Species spotlight: brown pelicans
Special to THE BREEZE
The brown pelican (Pelecanus occidentalis) is one of the most well known sea birds in the coastal regions of Florida. Groups of them are often seen flying in straight lines and diving into the water to catch fish. Adults have a gray-brown body with a white head, immature birds have a light brown head and body with a white belly, and all have a very long bill with a large pouch attached for feeding.
Even though brown pelicans are the smallest of the eight pelican species in the world, they are still quite large standing up to four feet tall and weighing in at six to eight pounds with a six-foot wingspan. They are found on both coasts of the Americas from Washington and Virginia south to Chile and the mouth of the Amazon River. They are unique among pelicans as they are the only species that lives strictly in coastal regions whereas the other species of pelican live primarily on inland lakes.
Although they have a reputation for being clumsy on land, brown pelicans are quite graceful in flight and have the incredible ability to dive into the water from heights of over 40 feet. Brown pelicans are the only species of pelican that dives from the air to feed on fish, amphibians, and sometimes crustaceans. The dive is performed with slightly bent wings, as they crash into the water and scoop up fish and water in their extensible pouch. When the pelicans drain their pouch of water to swallow the fish, gulls are often seen trying to steal food from the pelicans’ bills, sometimes even perching on the pelicans’ heads.
Brown pelicans typically nest in colonies in low trees, like the mangrove islands that serve as rookeries in Tarpon Bay. Nesting begins in the winter when a male selects a nesting site and tries to attract a female. The male will then bring nesting materials to the female who builds the nest, and together they incubate the eggs and feed the young. The chicks eat regurgitated food from their parents’ bills and sometimes jump right into the bill to feed. While the adults require about four pounds of fish daily, a brood of three chicks can eat up to 150 pounds of fish in the eight month period that their parents care for them.

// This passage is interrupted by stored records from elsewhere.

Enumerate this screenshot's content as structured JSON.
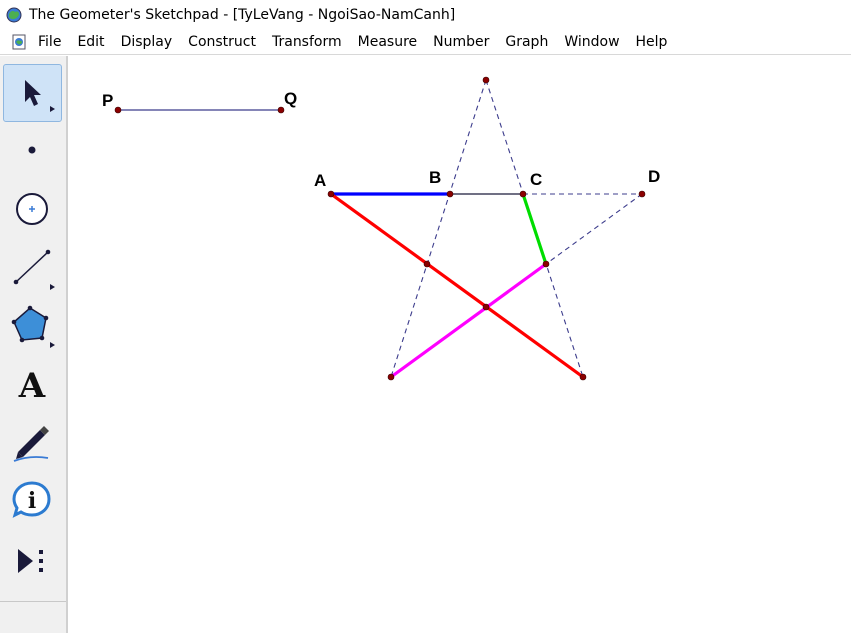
{
  "window": {
    "title": "The Geometer's Sketchpad - [TyLeVang - NgoiSao-NamCanh]"
  },
  "menu": {
    "items": [
      "File",
      "Edit",
      "Display",
      "Construct",
      "Transform",
      "Measure",
      "Number",
      "Graph",
      "Window",
      "Help"
    ]
  },
  "toolbox": {
    "tools": [
      {
        "name": "selection-arrow-tool-icon",
        "selected": true
      },
      {
        "name": "point-tool-icon"
      },
      {
        "name": "compass-tool-icon"
      },
      {
        "name": "straightedge-tool-icon"
      },
      {
        "name": "polygon-tool-icon"
      },
      {
        "name": "text-tool-icon",
        "glyph": "A"
      },
      {
        "name": "marker-tool-icon"
      },
      {
        "name": "information-tool-icon",
        "glyph": "i"
      },
      {
        "name": "custom-tool-icon"
      }
    ]
  },
  "sketch": {
    "labels": {
      "P": "P",
      "Q": "Q",
      "A": "A",
      "B": "B",
      "C": "C",
      "D": "D"
    },
    "colors": {
      "segment_AB": "#0000ff",
      "segment_C_green": "#00dd00",
      "red_line": "#ff0000",
      "magenta_line": "#ff00ff",
      "dashed": "#3c3c8c",
      "segment_PQ": "#3c3c8c",
      "point": "#8b0000"
    }
  }
}
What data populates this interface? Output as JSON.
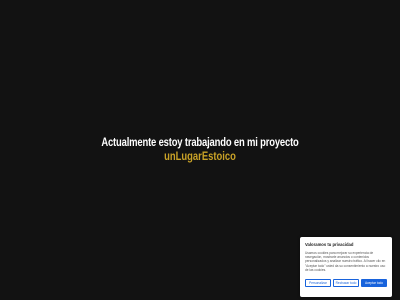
{
  "hero": {
    "line": "Actualmente estoy trabajando en mi proyecto",
    "brand": "unLugarEstoico"
  },
  "cookie_banner": {
    "title": "Valoramos tu privacidad",
    "text": "Usamos cookies para mejorar su experiencia de navegación, mostrarle anuncios o contenidos personalizados y analizar nuestro tráfico. Al hacer clic en \"Aceptar todo\" usted da su consentimiento a nuestro uso de las cookies.",
    "buttons": {
      "customize": "Personalizar",
      "reject": "Rechazar todo",
      "accept": "Aceptar todo"
    }
  },
  "colors": {
    "background": "#121212",
    "brand": "#c9a227",
    "accent": "#1863dc"
  }
}
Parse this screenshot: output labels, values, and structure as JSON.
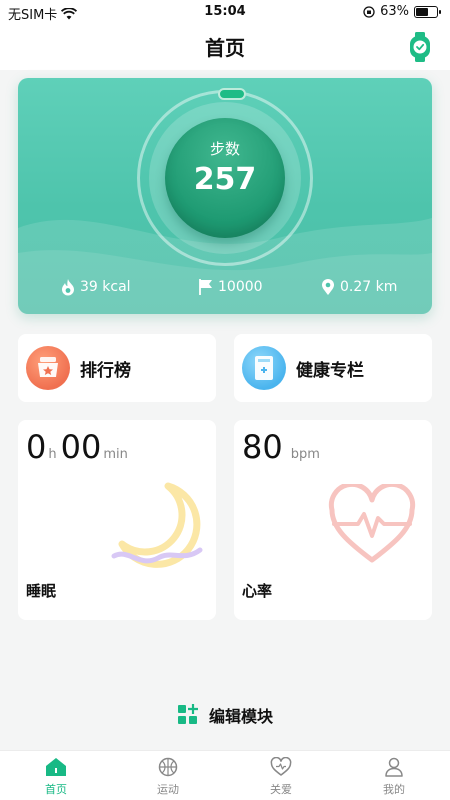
{
  "status": {
    "carrier": "无SIM卡",
    "time": "15:04",
    "battery": "63%",
    "battery_level": 0.63
  },
  "header": {
    "title": "首页",
    "right_icon": "smartwatch-icon"
  },
  "steps_card": {
    "label": "步数",
    "value": "257",
    "calories": "39 kcal",
    "goal": "10000",
    "distance": "0.27 km",
    "colors": {
      "card": "#4ec4ac",
      "core": "#1e9a72",
      "progress": "#1fbc86"
    }
  },
  "shortcuts": [
    {
      "title": "排行榜",
      "icon": "ranking-badge-icon"
    },
    {
      "title": "健康专栏",
      "icon": "health-column-icon"
    }
  ],
  "sleep": {
    "hours": "0",
    "hours_unit": "h",
    "minutes": "00",
    "minutes_unit": "min",
    "label": "睡眠",
    "icon": "moon-icon"
  },
  "heart": {
    "value": "80",
    "unit": "bpm",
    "label": "心率",
    "icon": "heartbeat-icon"
  },
  "edit": {
    "label": "编辑模块",
    "icon": "grid-edit-icon"
  },
  "tabbar": {
    "accent": "#18b985",
    "tabs": [
      {
        "label": "首页",
        "icon": "home-icon",
        "active": true
      },
      {
        "label": "运动",
        "icon": "basketball-icon",
        "active": false
      },
      {
        "label": "关爱",
        "icon": "heart-outline-icon",
        "active": false
      },
      {
        "label": "我的",
        "icon": "person-icon",
        "active": false
      }
    ]
  }
}
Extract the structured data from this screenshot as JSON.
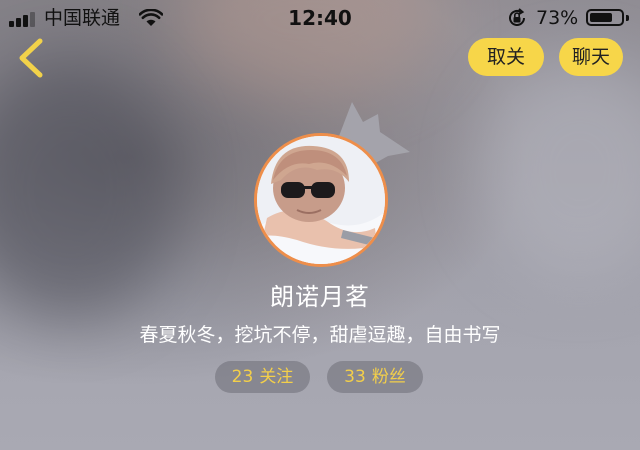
{
  "status_bar": {
    "carrier": "中国联通",
    "time": "12:40",
    "battery_percent": "73%",
    "battery_level": 0.73,
    "icons": [
      "signal-bars-icon",
      "wifi-icon",
      "orientation-lock-icon",
      "battery-icon"
    ]
  },
  "nav": {
    "back_icon": "chevron-left-icon",
    "unfollow_label": "取关",
    "chat_label": "聊天"
  },
  "profile": {
    "avatar_badge_icon": "crown-icon",
    "username": "朗诺月茗",
    "bio": "春夏秋冬，挖坑不停，甜虐逗趣，自由书写",
    "following": {
      "count": "23",
      "label": "关注"
    },
    "followers": {
      "count": "33",
      "label": "粉丝"
    }
  },
  "colors": {
    "button_yellow": "#f7d649",
    "stat_text_yellow": "#f3cf4a",
    "avatar_border": "#ee8e4a",
    "back_chevron": "#f2d24a"
  }
}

The population of brown pelicans was severely threatened in the early 1970s by the use of pesticides. The parents warm their eggs with their feet and the pesticide DDT caused eggshells to be so thin that they cracked under the weight of the adults. After DDT was banned in 1972, the population recovered and there is an abundance of brown pelicans in Southwest Florida.
Locally, they can be viewed in The J.N. “Ding” Darling National Wildlife Refuge, and are seen diving and nesting in Tarpon Bay. You can join a Tarpon Bay Explorers naturalist for a Kayak Trail Tour or a Nature and Sea Life Cruise to learn more about the graceful Brown Pelicans.
Call the Explorers at 472-8900 or visit www.tarponbayexplorers.com for more information.